Spatial is the umbrella term for virtual reality and augmented reality mixed together.

Or, as Victor Agulhon wrote: “it’s the use of space around us as a medium to interact with technology. It’s the purest form of “blending technology into the world”.”

It goes a lot further that just Magic Leap, though, and I am seeing work to hook IoT devices, cryptocurrencies, new identity systems, new cloud infrastructure, and more into spatial computing.

My own journey into spatial computing all started with a database.

My former boss Jim Fawcette taught me the power of making an industry database back in the early 1990s when he started Visual Basic Programmer’s Journal (I was a lowly associate editor there, fresh out of college). He had me, and a few others, make a database of the industry, which was an awesome way for me to learn. That turned into a variety of products, from conferences to catalogs.

Today our database is Twitter. I spent a lot of the last year working on a few lists, er, databases there. First, I collected 3,800 companies in the spatial computing space at https://twitter.com/Scobleizer/lists/brands-in-spatial

Then I collected 4,400 people: https://twitter.com/Scobleizer/lists/people-in-spatial and 264 investors: https://twitter.com/Scobleizer/lists/investors-in-spatial (I have 25 other lists to study the world, and, especially, the tech industry, all of which are open to the public).

Doing these lists let me study the industry, and led me, and a group of friends to start a new stealth mode company. “Infinite Retina.” I’m taking on a new role, too, “Spatial Computing Catalyst.” Both will launch February 1, 2019. 

Here’s some things I’ve seen lately…

Two Bit Circus has built a new amusement park with tons of new fangled games, many of which are in VR. I got a visit last week.

AR Cloud that 6D.AI is building. I visited them recently and the AR Cloud is the technical foundation of spatial computing. I learned so much from its CEO, Matt Miesnieks

Tribe X, a new DJ in VR training company. I visited them last week.

Talked to Robert Adams, who just raised a fund and got a patent for biometric identity

That last conversation is what got me to see the importance of spatial computing. 

Adams laid out a world where you will do literally everything in spatial computing glasses (and, later, with devices that can read your mind and integrate with your brain). He explained why it’s so important to make sure these systems get the best security. Because they will have access to literally everything about you. Things you build. Things you touch. People you interact with. Every transaction. Every piece of food you put in your mouth. The more he talked the more I saw the opportunities, but the more I saw how scary some of this stuff is. His company, Global e∙dentity,  lays out how new computing devices and sensors can see who you are through even your bone structures. 

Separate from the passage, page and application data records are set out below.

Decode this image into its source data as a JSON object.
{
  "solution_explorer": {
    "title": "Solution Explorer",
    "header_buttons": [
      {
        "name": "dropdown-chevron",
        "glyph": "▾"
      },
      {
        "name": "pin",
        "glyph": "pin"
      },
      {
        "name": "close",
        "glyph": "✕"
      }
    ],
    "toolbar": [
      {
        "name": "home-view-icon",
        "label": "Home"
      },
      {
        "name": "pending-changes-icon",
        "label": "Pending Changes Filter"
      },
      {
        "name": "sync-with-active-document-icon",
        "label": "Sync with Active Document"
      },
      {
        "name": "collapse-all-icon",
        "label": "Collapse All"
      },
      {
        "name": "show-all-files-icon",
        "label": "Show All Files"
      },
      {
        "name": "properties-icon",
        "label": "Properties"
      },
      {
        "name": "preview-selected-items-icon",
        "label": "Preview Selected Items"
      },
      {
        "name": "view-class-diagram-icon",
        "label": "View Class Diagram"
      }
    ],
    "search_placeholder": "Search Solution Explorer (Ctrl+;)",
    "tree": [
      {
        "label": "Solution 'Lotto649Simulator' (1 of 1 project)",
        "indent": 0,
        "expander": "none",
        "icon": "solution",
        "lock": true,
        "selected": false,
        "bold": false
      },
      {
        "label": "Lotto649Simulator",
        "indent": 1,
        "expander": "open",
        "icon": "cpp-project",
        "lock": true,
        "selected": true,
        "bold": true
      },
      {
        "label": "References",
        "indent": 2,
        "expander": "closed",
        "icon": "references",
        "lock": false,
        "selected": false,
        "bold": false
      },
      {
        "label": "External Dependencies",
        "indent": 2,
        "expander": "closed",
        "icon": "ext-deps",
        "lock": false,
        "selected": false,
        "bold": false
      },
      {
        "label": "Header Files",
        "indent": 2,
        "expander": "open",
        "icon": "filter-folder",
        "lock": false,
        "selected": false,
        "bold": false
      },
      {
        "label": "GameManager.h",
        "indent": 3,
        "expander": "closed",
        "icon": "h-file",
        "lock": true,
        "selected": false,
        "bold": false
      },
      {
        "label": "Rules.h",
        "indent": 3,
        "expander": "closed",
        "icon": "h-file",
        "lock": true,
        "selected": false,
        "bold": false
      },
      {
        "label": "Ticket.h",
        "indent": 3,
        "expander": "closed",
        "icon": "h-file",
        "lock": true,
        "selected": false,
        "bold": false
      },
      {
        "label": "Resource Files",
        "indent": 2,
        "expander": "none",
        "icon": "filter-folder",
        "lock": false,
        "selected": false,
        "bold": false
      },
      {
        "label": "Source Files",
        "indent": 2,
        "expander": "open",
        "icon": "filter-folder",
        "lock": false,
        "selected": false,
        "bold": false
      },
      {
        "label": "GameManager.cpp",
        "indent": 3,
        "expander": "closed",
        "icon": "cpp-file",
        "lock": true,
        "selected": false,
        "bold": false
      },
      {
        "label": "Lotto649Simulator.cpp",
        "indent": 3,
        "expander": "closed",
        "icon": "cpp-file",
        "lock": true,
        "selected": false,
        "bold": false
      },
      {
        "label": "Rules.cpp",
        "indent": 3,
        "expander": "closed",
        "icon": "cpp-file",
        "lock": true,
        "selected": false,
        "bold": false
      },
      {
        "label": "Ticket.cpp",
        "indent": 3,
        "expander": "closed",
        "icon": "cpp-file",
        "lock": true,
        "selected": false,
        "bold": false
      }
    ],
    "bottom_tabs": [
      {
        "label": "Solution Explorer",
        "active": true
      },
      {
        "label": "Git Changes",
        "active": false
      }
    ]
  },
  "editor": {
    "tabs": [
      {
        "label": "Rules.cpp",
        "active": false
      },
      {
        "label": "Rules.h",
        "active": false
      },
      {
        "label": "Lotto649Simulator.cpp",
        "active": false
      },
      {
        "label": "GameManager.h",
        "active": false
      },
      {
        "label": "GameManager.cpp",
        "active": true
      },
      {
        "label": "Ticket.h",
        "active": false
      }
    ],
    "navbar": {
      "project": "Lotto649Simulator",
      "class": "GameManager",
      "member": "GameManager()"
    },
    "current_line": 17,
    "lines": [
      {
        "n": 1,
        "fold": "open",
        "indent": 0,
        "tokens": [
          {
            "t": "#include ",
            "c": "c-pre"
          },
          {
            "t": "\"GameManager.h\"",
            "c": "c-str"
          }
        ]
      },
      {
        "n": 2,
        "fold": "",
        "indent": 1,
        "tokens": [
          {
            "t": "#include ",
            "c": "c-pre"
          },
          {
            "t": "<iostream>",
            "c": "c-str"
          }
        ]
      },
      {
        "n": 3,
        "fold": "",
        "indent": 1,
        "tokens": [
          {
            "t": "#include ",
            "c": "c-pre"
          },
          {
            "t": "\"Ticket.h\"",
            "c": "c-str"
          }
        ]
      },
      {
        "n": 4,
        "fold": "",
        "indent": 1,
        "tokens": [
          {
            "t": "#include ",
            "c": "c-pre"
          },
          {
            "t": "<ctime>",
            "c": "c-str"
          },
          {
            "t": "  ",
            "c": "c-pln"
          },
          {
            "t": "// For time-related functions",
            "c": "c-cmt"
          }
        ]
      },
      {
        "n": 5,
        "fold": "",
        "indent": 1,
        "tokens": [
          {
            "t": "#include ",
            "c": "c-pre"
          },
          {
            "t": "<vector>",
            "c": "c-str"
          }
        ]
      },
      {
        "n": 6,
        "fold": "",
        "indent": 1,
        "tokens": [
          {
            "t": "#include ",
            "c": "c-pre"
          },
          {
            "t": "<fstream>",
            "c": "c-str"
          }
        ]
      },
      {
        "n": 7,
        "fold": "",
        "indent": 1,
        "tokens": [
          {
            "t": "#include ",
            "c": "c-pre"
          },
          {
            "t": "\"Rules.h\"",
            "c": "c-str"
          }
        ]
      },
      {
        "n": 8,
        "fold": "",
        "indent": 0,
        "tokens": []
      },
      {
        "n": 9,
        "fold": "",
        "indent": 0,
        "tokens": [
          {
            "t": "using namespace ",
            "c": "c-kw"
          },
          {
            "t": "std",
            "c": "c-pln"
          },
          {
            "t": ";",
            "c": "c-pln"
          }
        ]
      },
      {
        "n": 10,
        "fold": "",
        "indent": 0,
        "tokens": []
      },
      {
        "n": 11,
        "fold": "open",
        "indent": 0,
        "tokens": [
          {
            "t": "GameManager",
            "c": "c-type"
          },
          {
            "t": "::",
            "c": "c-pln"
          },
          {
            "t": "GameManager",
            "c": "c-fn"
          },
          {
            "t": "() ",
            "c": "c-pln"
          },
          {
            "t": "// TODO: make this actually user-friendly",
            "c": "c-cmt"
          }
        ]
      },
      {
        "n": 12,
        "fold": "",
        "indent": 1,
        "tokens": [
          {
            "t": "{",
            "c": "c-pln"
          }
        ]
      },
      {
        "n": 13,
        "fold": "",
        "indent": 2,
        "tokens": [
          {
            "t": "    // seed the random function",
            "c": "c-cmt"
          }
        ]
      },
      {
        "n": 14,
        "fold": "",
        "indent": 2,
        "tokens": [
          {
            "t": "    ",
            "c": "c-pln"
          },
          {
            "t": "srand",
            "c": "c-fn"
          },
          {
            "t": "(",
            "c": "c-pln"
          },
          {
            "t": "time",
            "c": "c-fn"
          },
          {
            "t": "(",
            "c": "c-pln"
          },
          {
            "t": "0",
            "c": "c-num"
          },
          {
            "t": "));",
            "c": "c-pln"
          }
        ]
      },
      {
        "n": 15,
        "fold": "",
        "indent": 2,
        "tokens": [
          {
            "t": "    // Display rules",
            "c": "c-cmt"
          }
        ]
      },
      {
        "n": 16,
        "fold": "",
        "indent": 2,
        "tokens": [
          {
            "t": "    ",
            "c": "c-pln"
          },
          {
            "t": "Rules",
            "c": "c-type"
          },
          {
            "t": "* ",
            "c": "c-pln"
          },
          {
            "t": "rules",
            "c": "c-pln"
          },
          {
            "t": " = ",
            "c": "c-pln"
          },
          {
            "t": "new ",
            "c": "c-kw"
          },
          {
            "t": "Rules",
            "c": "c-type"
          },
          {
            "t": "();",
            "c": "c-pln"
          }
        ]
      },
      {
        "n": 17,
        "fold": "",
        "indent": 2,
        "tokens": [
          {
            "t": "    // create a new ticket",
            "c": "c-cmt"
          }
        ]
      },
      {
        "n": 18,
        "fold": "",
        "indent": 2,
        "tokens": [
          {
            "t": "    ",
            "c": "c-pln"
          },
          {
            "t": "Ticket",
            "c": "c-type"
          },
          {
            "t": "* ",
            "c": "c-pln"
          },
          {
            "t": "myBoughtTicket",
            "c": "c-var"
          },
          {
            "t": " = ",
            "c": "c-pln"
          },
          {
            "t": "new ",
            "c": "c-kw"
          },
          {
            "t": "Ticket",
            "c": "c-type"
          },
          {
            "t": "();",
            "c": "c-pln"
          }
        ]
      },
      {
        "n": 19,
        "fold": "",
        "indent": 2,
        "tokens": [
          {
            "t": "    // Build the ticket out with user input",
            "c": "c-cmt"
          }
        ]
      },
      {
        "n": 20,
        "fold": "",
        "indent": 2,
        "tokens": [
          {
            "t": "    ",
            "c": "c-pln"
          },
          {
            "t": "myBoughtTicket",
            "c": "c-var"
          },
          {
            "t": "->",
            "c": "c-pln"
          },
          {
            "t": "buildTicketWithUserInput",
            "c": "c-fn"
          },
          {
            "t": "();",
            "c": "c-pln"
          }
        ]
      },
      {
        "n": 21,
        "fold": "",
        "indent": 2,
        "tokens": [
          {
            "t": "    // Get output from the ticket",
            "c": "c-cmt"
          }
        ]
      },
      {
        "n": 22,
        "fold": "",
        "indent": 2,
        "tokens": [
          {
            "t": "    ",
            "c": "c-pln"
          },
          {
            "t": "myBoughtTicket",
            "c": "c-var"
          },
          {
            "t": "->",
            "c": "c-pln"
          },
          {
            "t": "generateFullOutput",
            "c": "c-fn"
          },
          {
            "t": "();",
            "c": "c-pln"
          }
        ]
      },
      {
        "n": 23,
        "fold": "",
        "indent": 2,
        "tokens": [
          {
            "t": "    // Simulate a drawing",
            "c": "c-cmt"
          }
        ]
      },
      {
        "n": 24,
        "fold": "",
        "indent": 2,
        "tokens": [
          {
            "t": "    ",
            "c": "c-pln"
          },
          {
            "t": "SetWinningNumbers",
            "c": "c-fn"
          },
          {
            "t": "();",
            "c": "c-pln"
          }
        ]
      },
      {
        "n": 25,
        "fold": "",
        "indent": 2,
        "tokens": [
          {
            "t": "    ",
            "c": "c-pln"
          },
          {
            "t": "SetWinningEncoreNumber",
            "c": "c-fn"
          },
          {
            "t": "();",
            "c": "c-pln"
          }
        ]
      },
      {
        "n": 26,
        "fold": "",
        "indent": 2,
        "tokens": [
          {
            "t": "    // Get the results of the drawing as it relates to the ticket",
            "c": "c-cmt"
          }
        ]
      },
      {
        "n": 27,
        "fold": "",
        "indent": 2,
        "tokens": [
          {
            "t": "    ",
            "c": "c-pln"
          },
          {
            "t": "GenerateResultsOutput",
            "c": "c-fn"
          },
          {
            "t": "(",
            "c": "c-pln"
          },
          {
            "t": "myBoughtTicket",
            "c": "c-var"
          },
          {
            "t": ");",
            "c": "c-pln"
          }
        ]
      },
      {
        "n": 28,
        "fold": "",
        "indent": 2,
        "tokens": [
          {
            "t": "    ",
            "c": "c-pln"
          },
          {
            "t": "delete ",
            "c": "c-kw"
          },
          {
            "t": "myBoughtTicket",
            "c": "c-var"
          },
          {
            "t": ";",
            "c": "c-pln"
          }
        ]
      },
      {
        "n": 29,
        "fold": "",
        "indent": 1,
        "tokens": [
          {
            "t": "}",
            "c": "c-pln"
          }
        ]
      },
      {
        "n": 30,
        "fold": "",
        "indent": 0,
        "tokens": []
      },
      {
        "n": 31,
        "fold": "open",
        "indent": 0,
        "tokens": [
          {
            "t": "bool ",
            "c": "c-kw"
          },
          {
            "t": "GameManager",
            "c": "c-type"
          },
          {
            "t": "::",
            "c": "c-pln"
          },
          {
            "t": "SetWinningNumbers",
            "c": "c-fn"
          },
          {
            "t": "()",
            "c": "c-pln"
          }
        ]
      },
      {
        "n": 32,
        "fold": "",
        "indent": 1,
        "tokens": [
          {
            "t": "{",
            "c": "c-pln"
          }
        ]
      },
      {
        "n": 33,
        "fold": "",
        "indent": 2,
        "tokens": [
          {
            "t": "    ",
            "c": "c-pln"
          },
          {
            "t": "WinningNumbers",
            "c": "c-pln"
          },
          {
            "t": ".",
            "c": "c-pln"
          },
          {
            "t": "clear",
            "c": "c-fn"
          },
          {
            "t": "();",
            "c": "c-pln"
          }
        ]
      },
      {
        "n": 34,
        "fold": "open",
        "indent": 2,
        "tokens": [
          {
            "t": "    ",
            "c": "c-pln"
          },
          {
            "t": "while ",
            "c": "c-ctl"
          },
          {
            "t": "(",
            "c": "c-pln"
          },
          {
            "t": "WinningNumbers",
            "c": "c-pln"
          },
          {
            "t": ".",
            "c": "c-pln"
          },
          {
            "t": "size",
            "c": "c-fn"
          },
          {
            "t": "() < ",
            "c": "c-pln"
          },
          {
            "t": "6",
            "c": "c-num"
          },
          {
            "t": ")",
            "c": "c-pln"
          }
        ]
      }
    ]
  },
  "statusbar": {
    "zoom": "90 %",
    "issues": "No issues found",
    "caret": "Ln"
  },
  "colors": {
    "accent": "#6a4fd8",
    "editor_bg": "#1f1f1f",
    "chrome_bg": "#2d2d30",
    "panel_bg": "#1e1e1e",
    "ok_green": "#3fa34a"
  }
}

It hit me that this goes a lot further than just gaming.

So, from now on, I’ll focus every minute of my life on spatial computing and getting to know the players in it. If you are one, please do drop me a line, particularly on LinkedIn or Twitter, which have gotten much more important lately due to this work.

What is spatial computing? It is the fourth paradigm of personal computing. One that will make computing far more personal than we ever imagined.

I hope to help entrepreneurs build companies, get funded, find customers, hire talent, so that this paradigm can arrive for my kids faster and better. It’s important, and, I can even see a way it can help us fix the problems with global warming. More on that soon.

The video here is of Chris Milk’s Wonderscope, which is giving us a little taste of the joy and storytelling pleasure that will come with spatial computing, too. Fast Company called it revolutionary. I call it just the beginning.